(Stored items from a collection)
────────────────────
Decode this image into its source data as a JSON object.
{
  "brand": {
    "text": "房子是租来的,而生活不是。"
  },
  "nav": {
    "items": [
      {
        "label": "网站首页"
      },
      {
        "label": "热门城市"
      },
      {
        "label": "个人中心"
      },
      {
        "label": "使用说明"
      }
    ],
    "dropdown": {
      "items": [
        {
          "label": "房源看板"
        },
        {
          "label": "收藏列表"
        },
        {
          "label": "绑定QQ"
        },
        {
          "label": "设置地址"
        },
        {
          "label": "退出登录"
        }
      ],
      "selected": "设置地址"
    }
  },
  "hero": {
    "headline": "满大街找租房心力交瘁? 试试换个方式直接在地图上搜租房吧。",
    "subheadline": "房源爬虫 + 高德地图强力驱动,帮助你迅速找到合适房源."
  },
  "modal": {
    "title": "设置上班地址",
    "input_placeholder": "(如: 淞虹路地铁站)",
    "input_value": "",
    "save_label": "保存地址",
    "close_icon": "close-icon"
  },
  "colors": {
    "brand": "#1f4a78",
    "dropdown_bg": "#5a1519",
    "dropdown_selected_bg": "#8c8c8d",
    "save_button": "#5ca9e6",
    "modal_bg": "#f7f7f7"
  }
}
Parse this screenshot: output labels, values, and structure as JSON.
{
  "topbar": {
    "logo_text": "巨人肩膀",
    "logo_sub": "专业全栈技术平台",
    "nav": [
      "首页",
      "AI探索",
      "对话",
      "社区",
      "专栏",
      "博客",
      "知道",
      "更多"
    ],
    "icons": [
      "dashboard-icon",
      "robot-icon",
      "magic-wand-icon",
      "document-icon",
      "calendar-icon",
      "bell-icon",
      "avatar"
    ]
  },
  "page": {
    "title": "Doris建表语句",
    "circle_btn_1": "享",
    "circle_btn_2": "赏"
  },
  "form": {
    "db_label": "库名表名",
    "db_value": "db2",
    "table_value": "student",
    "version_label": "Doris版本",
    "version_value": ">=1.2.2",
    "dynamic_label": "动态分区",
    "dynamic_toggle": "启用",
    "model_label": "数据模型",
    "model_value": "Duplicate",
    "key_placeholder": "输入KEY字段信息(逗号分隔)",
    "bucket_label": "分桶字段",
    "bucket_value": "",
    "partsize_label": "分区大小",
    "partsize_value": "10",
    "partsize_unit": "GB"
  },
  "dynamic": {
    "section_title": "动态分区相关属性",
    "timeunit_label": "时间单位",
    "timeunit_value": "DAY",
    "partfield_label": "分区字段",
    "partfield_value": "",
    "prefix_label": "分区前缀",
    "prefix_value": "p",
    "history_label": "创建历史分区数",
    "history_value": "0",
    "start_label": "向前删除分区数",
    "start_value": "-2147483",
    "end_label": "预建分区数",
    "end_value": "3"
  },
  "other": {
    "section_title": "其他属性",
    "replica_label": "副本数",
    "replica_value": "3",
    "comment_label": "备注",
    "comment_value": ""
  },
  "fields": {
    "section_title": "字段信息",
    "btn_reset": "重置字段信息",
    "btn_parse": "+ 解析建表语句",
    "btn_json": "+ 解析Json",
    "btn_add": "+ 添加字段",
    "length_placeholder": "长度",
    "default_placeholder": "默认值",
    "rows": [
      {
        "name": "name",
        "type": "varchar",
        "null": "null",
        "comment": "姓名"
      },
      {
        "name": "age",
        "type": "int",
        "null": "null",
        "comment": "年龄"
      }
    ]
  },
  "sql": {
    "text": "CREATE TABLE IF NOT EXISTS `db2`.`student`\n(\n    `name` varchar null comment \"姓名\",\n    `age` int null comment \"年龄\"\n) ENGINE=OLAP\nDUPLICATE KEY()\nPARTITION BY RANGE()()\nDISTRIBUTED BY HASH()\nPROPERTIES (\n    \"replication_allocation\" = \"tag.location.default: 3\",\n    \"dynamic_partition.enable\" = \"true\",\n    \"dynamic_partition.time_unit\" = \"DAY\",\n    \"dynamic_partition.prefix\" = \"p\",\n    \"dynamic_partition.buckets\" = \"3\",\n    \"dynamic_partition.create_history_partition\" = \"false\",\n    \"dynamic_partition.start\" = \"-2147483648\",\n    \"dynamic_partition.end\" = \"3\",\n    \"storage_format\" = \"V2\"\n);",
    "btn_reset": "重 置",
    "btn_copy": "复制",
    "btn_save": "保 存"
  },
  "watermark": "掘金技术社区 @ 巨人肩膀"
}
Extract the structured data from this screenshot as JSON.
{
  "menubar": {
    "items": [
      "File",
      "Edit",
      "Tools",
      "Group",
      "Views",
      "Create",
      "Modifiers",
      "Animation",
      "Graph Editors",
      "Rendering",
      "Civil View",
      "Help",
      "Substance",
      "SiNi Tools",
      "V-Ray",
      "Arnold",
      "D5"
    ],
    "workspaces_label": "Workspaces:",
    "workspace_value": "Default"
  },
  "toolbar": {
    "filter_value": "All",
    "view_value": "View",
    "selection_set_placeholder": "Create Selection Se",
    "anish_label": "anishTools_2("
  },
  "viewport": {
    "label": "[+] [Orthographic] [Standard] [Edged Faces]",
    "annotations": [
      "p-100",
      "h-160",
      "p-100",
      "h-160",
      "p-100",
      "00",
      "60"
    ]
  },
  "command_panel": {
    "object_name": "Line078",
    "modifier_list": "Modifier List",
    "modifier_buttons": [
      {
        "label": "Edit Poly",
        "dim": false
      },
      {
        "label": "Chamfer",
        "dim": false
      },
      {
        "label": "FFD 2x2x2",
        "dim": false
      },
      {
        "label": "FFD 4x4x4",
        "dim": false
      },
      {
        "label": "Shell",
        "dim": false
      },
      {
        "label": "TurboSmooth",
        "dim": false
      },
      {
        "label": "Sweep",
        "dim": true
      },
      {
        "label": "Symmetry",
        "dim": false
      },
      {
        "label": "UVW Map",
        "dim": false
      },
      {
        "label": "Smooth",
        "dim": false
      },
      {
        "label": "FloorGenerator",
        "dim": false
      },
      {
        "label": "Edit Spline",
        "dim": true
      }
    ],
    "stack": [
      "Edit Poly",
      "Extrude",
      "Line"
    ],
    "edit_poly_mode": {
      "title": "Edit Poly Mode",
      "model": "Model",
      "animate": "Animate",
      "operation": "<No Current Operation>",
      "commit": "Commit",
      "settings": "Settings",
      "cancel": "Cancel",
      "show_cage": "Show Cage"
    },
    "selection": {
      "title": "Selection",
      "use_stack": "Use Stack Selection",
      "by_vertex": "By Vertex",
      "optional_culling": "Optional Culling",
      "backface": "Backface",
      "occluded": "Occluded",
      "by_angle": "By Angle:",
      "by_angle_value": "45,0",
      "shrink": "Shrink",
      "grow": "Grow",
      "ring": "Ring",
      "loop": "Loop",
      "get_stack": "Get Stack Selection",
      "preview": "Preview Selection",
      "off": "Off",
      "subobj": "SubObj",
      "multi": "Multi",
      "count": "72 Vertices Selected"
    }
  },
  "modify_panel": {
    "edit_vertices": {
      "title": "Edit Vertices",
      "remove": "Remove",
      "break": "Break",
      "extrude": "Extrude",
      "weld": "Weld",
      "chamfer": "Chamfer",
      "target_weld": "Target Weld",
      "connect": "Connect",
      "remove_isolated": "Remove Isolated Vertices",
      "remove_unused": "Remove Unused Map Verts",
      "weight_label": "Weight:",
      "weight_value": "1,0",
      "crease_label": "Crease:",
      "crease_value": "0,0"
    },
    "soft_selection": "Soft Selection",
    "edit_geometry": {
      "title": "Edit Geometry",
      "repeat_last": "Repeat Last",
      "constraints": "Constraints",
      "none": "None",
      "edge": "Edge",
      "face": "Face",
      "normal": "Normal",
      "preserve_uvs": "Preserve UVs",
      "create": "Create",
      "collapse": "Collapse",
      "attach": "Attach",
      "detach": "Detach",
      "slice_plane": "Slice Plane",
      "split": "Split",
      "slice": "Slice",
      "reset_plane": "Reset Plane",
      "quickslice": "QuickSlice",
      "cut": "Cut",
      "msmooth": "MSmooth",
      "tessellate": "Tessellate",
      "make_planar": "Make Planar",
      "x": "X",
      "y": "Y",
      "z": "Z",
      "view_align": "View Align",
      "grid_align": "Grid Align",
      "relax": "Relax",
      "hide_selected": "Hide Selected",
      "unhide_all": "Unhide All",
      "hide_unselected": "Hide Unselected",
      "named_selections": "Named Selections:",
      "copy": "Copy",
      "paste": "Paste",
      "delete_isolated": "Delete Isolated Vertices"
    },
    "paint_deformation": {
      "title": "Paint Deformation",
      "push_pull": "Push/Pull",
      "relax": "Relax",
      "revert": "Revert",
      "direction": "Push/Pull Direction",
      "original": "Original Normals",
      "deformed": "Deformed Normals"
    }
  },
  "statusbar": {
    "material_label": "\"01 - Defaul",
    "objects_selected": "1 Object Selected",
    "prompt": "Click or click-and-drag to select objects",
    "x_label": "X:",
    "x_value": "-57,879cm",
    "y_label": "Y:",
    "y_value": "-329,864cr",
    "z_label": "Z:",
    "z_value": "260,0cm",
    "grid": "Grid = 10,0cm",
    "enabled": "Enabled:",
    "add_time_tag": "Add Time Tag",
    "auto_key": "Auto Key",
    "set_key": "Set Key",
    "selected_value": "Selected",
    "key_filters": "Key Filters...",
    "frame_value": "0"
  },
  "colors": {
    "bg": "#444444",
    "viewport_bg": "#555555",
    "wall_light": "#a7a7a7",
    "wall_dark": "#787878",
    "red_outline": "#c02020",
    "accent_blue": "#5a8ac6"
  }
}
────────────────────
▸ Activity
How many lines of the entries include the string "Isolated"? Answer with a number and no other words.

▸ Solution
2